Japanese component maker Rohm said it has developed an experimental chip that can send and receive signals at terahertz-range frequencies, which can carry data at speeds of up to 30Gbps and penetrate clothing and paper.
The company aims to bring the device to market in the next three or four years at an initial price of less than ¥1,000 (£8), a spokeswoman said. That would allow for its use in home electronics and other consumer devices.
Measuring 1.5 mm by 3mm, it operates in the 300 GHz range, part of a band between radio and light waves, and was developed together with researchers at Osaka University. Rohm said the chip was the first in the world to achieve this at such a small size.

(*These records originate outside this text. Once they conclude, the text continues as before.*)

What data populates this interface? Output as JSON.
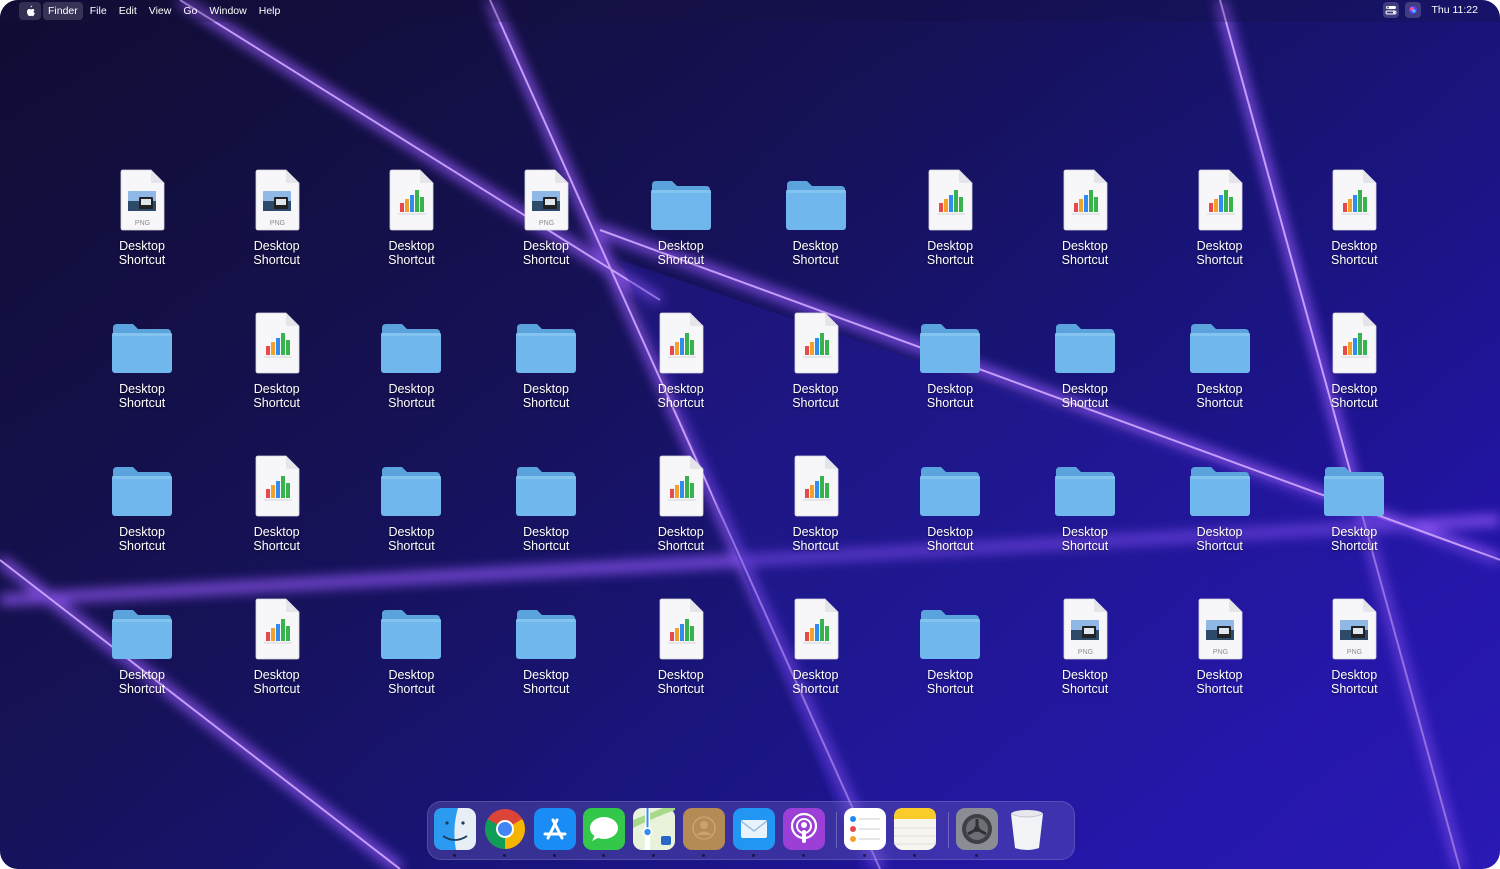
{
  "menubar": {
    "apple_icon": "apple-logo-icon",
    "items": [
      "Finder",
      "File",
      "Edit",
      "View",
      "Go",
      "Window",
      "Help"
    ],
    "active_item": "Finder",
    "status_icons": [
      "control-center-icon",
      "siri-icon"
    ],
    "clock": "Thu 11:22"
  },
  "desktop": {
    "rows": [
      [
        {
          "type": "png",
          "label_line1": "Desktop",
          "label_line2": "Shortcut"
        },
        {
          "type": "png",
          "label_line1": "Desktop",
          "label_line2": "Shortcut"
        },
        {
          "type": "chart",
          "label_line1": "Desktop",
          "label_line2": "Shortcut"
        },
        {
          "type": "png",
          "label_line1": "Desktop",
          "label_line2": "Shortcut"
        },
        {
          "type": "folder",
          "label_line1": "Desktop",
          "label_line2": "Shortcut"
        },
        {
          "type": "folder",
          "label_line1": "Desktop",
          "label_line2": "Shortcut"
        },
        {
          "type": "chart",
          "label_line1": "Desktop",
          "label_line2": "Shortcut"
        },
        {
          "type": "chart",
          "label_line1": "Desktop",
          "label_line2": "Shortcut"
        },
        {
          "type": "chart",
          "label_line1": "Desktop",
          "label_line2": "Shortcut"
        },
        {
          "type": "chart",
          "label_line1": "Desktop",
          "label_line2": "Shortcut"
        }
      ],
      [
        {
          "type": "folder",
          "label_line1": "Desktop",
          "label_line2": "Shortcut"
        },
        {
          "type": "chart",
          "label_line1": "Desktop",
          "label_line2": "Shortcut"
        },
        {
          "type": "folder",
          "label_line1": "Desktop",
          "label_line2": "Shortcut"
        },
        {
          "type": "folder",
          "label_line1": "Desktop",
          "label_line2": "Shortcut"
        },
        {
          "type": "chart",
          "label_line1": "Desktop",
          "label_line2": "Shortcut"
        },
        {
          "type": "chart",
          "label_line1": "Desktop",
          "label_line2": "Shortcut"
        },
        {
          "type": "folder",
          "label_line1": "Desktop",
          "label_line2": "Shortcut"
        },
        {
          "type": "folder",
          "label_line1": "Desktop",
          "label_line2": "Shortcut"
        },
        {
          "type": "folder",
          "label_line1": "Desktop",
          "label_line2": "Shortcut"
        },
        {
          "type": "chart",
          "label_line1": "Desktop",
          "label_line2": "Shortcut"
        }
      ],
      [
        {
          "type": "folder",
          "label_line1": "Desktop",
          "label_line2": "Shortcut"
        },
        {
          "type": "chart",
          "label_line1": "Desktop",
          "label_line2": "Shortcut"
        },
        {
          "type": "folder",
          "label_line1": "Desktop",
          "label_line2": "Shortcut"
        },
        {
          "type": "folder",
          "label_line1": "Desktop",
          "label_line2": "Shortcut"
        },
        {
          "type": "chart",
          "label_line1": "Desktop",
          "label_line2": "Shortcut"
        },
        {
          "type": "chart",
          "label_line1": "Desktop",
          "label_line2": "Shortcut"
        },
        {
          "type": "folder",
          "label_line1": "Desktop",
          "label_line2": "Shortcut"
        },
        {
          "type": "folder",
          "label_line1": "Desktop",
          "label_line2": "Shortcut"
        },
        {
          "type": "folder",
          "label_line1": "Desktop",
          "label_line2": "Shortcut"
        },
        {
          "type": "folder",
          "label_line1": "Desktop",
          "label_line2": "Shortcut"
        }
      ],
      [
        {
          "type": "folder",
          "label_line1": "Desktop",
          "label_line2": "Shortcut"
        },
        {
          "type": "chart",
          "label_line1": "Desktop",
          "label_line2": "Shortcut"
        },
        {
          "type": "folder",
          "label_line1": "Desktop",
          "label_line2": "Shortcut"
        },
        {
          "type": "folder",
          "label_line1": "Desktop",
          "label_line2": "Shortcut"
        },
        {
          "type": "chart",
          "label_line1": "Desktop",
          "label_line2": "Shortcut"
        },
        {
          "type": "chart",
          "label_line1": "Desktop",
          "label_line2": "Shortcut"
        },
        {
          "type": "folder",
          "label_line1": "Desktop",
          "label_line2": "Shortcut"
        },
        {
          "type": "png",
          "label_line1": "Desktop",
          "label_line2": "Shortcut"
        },
        {
          "type": "png",
          "label_line1": "Desktop",
          "label_line2": "Shortcut"
        },
        {
          "type": "png",
          "label_line1": "Desktop",
          "label_line2": "Shortcut"
        }
      ]
    ],
    "png_badge": "PNG"
  },
  "dock": {
    "groups": [
      [
        {
          "name": "finder",
          "icon": "finder-icon",
          "running": true
        },
        {
          "name": "chrome",
          "icon": "chrome-icon",
          "running": true
        },
        {
          "name": "app-store",
          "icon": "app-store-icon",
          "running": true
        },
        {
          "name": "messages",
          "icon": "messages-icon",
          "running": true
        },
        {
          "name": "maps",
          "icon": "maps-icon",
          "running": true
        },
        {
          "name": "contacts",
          "icon": "contacts-icon",
          "running": true
        },
        {
          "name": "mail",
          "icon": "mail-icon",
          "running": true
        },
        {
          "name": "podcasts",
          "icon": "podcasts-icon",
          "running": true
        }
      ],
      [
        {
          "name": "reminders",
          "icon": "reminders-icon",
          "running": true
        },
        {
          "name": "notes",
          "icon": "notes-icon",
          "running": true
        }
      ],
      [
        {
          "name": "system-preferences",
          "icon": "system-preferences-icon",
          "running": true
        },
        {
          "name": "trash",
          "icon": "trash-icon",
          "running": false
        }
      ]
    ]
  },
  "colors": {
    "folder": "#6fb7ec",
    "folder_tab": "#5aa3dc",
    "wallpaper_beam": "#a46cff"
  }
}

Rohm said the chip currently handles data at 1.5Gbps, but that can be increased to about 30Gbps in the future. The firm said it has used the chips to send uncompressed high definition television (HDTV) images, and is working to develop chips for commercial applications aimed at the next wave of TVs and projectors, which will be able to display images at several times current resolutions.
The main obstacles to mass production at the current stage are durability and stable, consistent performance, the spokeswoman said.
Signals at terahertz frequencies can pass through solid objects including paper, plastic, walls and even the outer layers of skin, making them also suitable for security and medical applications. The signals cannot pass through water or metal, however, and like light, signals must be aimed in a specific direction. They also have limited range.
Most equipment used to work with the technology has until now been bulky and expensive, Rohm said, blocking use outside of labs and industrial settings.